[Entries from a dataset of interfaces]
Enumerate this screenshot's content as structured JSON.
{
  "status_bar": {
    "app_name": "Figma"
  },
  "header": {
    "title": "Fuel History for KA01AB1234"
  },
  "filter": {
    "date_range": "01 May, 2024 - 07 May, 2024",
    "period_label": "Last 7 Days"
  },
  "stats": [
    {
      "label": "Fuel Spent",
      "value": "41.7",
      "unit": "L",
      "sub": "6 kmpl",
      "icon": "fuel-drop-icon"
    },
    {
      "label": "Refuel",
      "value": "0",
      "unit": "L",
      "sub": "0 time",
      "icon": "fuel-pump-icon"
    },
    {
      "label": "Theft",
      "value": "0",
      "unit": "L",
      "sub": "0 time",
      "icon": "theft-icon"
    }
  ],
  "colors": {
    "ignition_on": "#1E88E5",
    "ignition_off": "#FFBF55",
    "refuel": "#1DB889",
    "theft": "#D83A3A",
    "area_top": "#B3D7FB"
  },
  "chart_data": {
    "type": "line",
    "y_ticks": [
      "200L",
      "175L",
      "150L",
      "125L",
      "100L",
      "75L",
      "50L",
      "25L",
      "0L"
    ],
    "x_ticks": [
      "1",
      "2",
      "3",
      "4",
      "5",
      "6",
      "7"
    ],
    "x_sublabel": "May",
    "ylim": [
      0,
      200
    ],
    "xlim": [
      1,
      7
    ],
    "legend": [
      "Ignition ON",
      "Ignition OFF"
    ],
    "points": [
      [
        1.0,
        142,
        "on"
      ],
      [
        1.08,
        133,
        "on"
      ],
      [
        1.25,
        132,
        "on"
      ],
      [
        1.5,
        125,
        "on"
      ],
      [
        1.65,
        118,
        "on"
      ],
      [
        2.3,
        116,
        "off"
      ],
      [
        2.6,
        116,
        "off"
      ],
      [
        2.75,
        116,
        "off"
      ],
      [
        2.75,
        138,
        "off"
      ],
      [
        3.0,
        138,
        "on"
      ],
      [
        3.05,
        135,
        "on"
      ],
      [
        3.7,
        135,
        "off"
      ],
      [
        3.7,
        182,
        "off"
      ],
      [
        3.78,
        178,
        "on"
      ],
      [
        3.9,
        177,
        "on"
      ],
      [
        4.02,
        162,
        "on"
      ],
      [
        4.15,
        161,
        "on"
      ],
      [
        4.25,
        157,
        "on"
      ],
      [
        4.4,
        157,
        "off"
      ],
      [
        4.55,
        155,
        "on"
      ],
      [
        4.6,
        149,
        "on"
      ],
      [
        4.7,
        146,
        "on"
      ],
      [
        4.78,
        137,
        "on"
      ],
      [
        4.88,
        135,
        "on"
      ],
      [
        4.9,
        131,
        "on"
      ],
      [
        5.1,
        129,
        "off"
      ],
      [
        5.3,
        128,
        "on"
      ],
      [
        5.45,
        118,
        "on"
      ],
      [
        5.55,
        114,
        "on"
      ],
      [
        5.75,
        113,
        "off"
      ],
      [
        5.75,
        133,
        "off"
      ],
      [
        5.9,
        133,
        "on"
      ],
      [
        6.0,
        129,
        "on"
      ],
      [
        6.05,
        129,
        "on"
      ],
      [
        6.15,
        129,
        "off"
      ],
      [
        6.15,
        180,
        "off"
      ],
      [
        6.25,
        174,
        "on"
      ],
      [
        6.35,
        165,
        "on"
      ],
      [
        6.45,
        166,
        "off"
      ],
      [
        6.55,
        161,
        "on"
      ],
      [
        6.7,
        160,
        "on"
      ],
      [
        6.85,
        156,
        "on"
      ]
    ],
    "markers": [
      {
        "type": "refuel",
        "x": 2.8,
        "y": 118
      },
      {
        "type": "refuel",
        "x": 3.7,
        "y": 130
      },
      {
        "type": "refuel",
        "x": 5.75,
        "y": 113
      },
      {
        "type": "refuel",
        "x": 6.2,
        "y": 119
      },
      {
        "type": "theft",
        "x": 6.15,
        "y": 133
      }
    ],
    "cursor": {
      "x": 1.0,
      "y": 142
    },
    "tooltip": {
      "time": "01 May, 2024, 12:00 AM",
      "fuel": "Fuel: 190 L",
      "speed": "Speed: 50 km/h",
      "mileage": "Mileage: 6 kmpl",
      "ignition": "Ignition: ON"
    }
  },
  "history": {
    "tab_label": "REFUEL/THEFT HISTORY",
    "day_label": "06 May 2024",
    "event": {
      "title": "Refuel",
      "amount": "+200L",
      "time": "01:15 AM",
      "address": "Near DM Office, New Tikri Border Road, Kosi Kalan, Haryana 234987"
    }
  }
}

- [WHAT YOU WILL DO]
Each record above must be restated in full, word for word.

- [RESULT]
Enumerate this screenshot's content as structured JSON.
{
  "status_bar": {
    "app_name": "Figma"
  },
  "header": {
    "title": "Fuel History for KA01AB1234"
  },
  "filter": {
    "date_range": "01 May, 2024 - 07 May, 2024",
    "period_label": "Last 7 Days"
  },
  "stats": [
    {
      "label": "Fuel Spent",
      "value": "41.7",
      "unit": "L",
      "sub": "6 kmpl",
      "icon": "fuel-drop-icon"
    },
    {
      "label": "Refuel",
      "value": "0",
      "unit": "L",
      "sub": "0 time",
      "icon": "fuel-pump-icon"
    },
    {
      "label": "Theft",
      "value": "0",
      "unit": "L",
      "sub": "0 time",
      "icon": "theft-icon"
    }
  ],
  "colors": {
    "ignition_on": "#1E88E5",
    "ignition_off": "#FFBF55",
    "refuel": "#1DB889",
    "theft": "#D83A3A",
    "area_top": "#B3D7FB"
  },
  "chart_data": {
    "type": "line",
    "y_ticks": [
      "200L",
      "175L",
      "150L",
      "125L",
      "100L",
      "75L",
      "50L",
      "25L",
      "0L"
    ],
    "x_ticks": [
      "1",
      "2",
      "3",
      "4",
      "5",
      "6",
      "7"
    ],
    "x_sublabel": "May",
    "ylim": [
      0,
      200
    ],
    "xlim": [
      1,
      7
    ],
    "legend": [
      "Ignition ON",
      "Ignition OFF"
    ],
    "points": [
      [
        1.0,
        142,
        "on"
      ],
      [
        1.08,
        133,
        "on"
      ],
      [
        1.25,
        132,
        "on"
      ],
      [
        1.5,
        125,
        "on"
      ],
      [
        1.65,
        118,
        "on"
      ],
      [
        2.3,
        116,
        "off"
      ],
      [
        2.6,
        116,
        "off"
      ],
      [
        2.75,
        116,
        "off"
      ],
      [
        2.75,
        138,
        "off"
      ],
      [
        3.0,
        138,
        "on"
      ],
      [
        3.05,
        135,
        "on"
      ],
      [
        3.7,
        135,
        "off"
      ],
      [
        3.7,
        182,
        "off"
      ],
      [
        3.78,
        178,
        "on"
      ],
      [
        3.9,
        177,
        "on"
      ],
      [
        4.02,
        162,
        "on"
      ],
      [
        4.15,
        161,
        "on"
      ],
      [
        4.25,
        157,
        "on"
      ],
      [
        4.4,
        157,
        "off"
      ],
      [
        4.55,
        155,
        "on"
      ],
      [
        4.6,
        149,
        "on"
      ],
      [
        4.7,
        146,
        "on"
      ],
      [
        4.78,
        137,
        "on"
      ],
      [
        4.88,
        135,
        "on"
      ],
      [
        4.9,
        131,
        "on"
      ],
      [
        5.1,
        129,
        "off"
      ],
      [
        5.3,
        128,
        "on"
      ],
      [
        5.45,
        118,
        "on"
      ],
      [
        5.55,
        114,
        "on"
      ],
      [
        5.75,
        113,
        "off"
      ],
      [
        5.75,
        133,
        "off"
      ],
      [
        5.9,
        133,
        "on"
      ],
      [
        6.0,
        129,
        "on"
      ],
      [
        6.05,
        129,
        "on"
      ],
      [
        6.15,
        129,
        "off"
      ],
      [
        6.15,
        180,
        "off"
      ],
      [
        6.25,
        174,
        "on"
      ],
      [
        6.35,
        165,
        "on"
      ],
      [
        6.45,
        166,
        "off"
      ],
      [
        6.55,
        161,
        "on"
      ],
      [
        6.7,
        160,
        "on"
      ],
      [
        6.85,
        156,
        "on"
      ]
    ],
    "markers": [
      {
        "type": "refuel",
        "x": 2.8,
        "y": 118
      },
      {
        "type": "refuel",
        "x": 3.7,
        "y": 130
      },
      {
        "type": "refuel",
        "x": 5.75,
        "y": 113
      },
      {
        "type": "refuel",
        "x": 6.2,
        "y": 119
      },
      {
        "type": "theft",
        "x": 6.15,
        "y": 133
      }
    ],
    "cursor": {
      "x": 1.0,
      "y": 142
    },
    "tooltip": {
      "time": "01 May, 2024, 12:00 AM",
      "fuel": "Fuel: 190 L",
      "speed": "Speed: 50 km/h",
      "mileage": "Mileage: 6 kmpl",
      "ignition": "Ignition: ON"
    }
  },
  "history": {
    "tab_label": "REFUEL/THEFT HISTORY",
    "day_label": "06 May 2024",
    "event": {
      "title": "Refuel",
      "amount": "+200L",
      "time": "01:15 AM",
      "address": "Near DM Office, New Tikri Border Road, Kosi Kalan, Haryana 234987"
    }
  }
}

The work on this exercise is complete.